I am an alcoholic, or what is called an alcoholic, and I still am an alcoholic, so they say, even though I gave up booze nearly one year ago.
Sure, I drank dangerous amounts of the stuff day in and day out for decades. But I am convinced that I did not and do not suffer from what the health professionals define as a disease called alcoholism, for which there is no cure and for which the so-called alcoholic, just like any other sick person, is no more to blame than someone born ugly or stupid.
The health professionals who make billions of dollars from this insistence that drinking to excess is an incurable disease are wrong in my view. Unlike the health professionals, I possess an intimate and profound hands-on knowledge of the demon drink.

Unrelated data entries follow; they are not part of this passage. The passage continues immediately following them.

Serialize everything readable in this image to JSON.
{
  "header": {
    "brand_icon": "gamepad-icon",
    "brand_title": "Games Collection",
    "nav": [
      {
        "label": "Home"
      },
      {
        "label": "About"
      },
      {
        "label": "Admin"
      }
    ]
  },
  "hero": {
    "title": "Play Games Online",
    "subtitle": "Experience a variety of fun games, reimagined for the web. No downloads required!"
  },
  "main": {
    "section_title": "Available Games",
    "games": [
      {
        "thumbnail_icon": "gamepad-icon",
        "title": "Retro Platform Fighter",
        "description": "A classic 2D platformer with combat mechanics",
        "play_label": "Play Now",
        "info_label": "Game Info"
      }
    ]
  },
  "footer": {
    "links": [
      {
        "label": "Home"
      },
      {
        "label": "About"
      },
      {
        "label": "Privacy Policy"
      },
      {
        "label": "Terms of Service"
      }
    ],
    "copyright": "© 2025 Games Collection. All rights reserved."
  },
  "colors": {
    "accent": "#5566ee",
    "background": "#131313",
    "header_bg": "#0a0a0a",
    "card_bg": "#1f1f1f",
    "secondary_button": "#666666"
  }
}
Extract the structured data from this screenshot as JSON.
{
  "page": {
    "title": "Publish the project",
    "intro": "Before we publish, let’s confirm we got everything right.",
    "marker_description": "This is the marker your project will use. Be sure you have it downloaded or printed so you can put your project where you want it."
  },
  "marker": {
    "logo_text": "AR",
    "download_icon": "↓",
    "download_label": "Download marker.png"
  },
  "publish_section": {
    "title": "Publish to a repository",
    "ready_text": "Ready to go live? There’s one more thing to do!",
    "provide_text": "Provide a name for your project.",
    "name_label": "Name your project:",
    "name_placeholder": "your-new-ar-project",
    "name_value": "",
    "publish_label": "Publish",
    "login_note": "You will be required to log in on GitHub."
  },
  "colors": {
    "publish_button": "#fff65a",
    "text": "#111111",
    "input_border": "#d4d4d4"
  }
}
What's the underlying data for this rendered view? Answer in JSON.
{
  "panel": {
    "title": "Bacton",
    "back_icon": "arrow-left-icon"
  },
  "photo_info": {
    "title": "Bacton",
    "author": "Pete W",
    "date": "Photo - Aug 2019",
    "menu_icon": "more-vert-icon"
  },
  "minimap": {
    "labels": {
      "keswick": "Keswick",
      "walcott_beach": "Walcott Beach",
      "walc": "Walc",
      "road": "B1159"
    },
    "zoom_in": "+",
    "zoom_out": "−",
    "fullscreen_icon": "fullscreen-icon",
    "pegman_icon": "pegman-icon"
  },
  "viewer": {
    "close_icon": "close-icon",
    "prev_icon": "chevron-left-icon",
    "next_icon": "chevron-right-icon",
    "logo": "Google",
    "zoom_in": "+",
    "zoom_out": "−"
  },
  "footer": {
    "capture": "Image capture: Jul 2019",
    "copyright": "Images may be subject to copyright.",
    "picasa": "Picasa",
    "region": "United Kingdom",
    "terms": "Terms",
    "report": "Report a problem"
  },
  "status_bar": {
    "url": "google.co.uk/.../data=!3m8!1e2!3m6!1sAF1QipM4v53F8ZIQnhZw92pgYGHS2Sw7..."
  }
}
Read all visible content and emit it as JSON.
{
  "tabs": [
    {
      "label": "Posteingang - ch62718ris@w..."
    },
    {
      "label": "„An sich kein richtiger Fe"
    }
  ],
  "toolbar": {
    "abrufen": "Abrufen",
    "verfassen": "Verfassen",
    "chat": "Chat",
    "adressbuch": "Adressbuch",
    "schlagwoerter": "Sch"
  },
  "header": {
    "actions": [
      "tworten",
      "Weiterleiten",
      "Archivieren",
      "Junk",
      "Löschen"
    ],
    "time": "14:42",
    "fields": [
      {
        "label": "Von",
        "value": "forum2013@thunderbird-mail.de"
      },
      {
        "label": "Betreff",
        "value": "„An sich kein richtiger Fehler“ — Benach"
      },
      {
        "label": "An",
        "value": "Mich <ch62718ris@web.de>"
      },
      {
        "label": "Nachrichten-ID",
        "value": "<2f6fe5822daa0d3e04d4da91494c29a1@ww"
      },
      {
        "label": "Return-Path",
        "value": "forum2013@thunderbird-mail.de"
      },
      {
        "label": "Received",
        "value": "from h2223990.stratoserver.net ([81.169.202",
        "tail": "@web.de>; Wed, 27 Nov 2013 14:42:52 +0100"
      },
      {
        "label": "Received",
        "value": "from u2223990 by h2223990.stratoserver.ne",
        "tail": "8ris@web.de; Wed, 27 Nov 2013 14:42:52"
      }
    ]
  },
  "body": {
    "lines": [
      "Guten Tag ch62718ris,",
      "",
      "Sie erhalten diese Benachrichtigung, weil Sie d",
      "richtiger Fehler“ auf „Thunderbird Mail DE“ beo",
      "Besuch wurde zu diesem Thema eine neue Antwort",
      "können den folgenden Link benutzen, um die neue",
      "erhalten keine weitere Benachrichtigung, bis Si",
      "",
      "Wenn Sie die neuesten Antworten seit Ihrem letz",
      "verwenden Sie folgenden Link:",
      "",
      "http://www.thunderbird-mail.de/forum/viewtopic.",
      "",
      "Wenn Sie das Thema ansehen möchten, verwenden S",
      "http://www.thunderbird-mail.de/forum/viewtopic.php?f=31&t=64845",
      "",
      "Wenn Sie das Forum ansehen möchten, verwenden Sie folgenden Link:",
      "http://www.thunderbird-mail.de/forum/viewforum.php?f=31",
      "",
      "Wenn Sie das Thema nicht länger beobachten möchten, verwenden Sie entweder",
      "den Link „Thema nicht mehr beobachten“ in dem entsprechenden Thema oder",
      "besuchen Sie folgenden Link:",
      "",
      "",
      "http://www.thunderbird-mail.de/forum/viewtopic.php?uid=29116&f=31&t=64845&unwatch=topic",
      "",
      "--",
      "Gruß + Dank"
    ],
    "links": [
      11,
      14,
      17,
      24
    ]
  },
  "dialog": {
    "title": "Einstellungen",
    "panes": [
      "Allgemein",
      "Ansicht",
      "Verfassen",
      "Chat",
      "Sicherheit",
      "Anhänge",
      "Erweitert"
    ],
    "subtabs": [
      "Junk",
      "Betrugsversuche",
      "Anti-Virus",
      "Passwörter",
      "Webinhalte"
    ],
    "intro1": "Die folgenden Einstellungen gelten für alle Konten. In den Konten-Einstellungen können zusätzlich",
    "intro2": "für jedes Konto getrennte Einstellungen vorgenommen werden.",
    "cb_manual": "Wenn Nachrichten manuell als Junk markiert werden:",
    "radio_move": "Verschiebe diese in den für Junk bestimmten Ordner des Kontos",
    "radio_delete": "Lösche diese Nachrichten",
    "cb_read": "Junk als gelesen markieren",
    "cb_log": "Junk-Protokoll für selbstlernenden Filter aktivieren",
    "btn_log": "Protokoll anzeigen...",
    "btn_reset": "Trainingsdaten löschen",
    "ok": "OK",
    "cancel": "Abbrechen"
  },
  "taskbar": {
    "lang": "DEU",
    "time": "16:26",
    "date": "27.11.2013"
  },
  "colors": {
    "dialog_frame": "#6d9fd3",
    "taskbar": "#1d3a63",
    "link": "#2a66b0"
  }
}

Here is my diagnosis: I do not suffer from an incurable disease, nor a disease curable by treatment, nor even a disease that can cure itself.
I have a big problem and it is my fault: I love to get bombed on booze in a bar and stay out way past midnight, especially on red wine, in particular red wine made without fuss, pretension, test-tube magic, or other such jiggery-pokery from the noble Sangiovese grape found in local vineyards. Or I did. I chose to drink, then chose not to drink. I have not touched alcohol since August 2011 when I decided: Basta!
Actually, I am lying. I have had two glasses of Sangiovese since I gave up, both consumed in the bar underneath my office in the center of town. One was in February in honor of Marie Colvin, the intrepid Sunday Times war correspondent, who had just been killed in Syria and who was once the wife of a very good friend of mine. Marie liked to drink as well. The other glass was late one evening in March after the successful completion of a particularly difficult and important article.
I allowed myself those two glasses for one reason. I wanted to prove the falsity of the key diktat in the gospel according to the health professionals that once you have given up alcohol, you are not cured of the disease but remain an alcoholic, and one drink is all that it takes to send you spiraling back down into the abyss. Hence the rule that alcoholics who have given up regard themselves as “recovering alcoholics” until the day they die because that is what the health professionals have brainwashed them into believing.
But I did not fall back into the abyss after those two glasses of Sangiovese, did I? So alcoholism, at least in my case, cannot be an incurable disease like cancer or schizophrenia. If it is, I must have a very mild strain.
But my kind of alcoholism is not even a disease, let alone an incurable one. I took no medicine. I had no treatment. I did not attend AA meetings. I did not lie down even once on a shrink’s couch. I merely decided to stop. Just like that. I had no withdrawal symptoms, mental or physical, and I felt better immediately.
So maybe my alcoholism was a disease that disappeared of its own accord as the flu does. But if so, it sure as hell stuck around for a very long time before it decided to leave me in peace. Thirty years or so.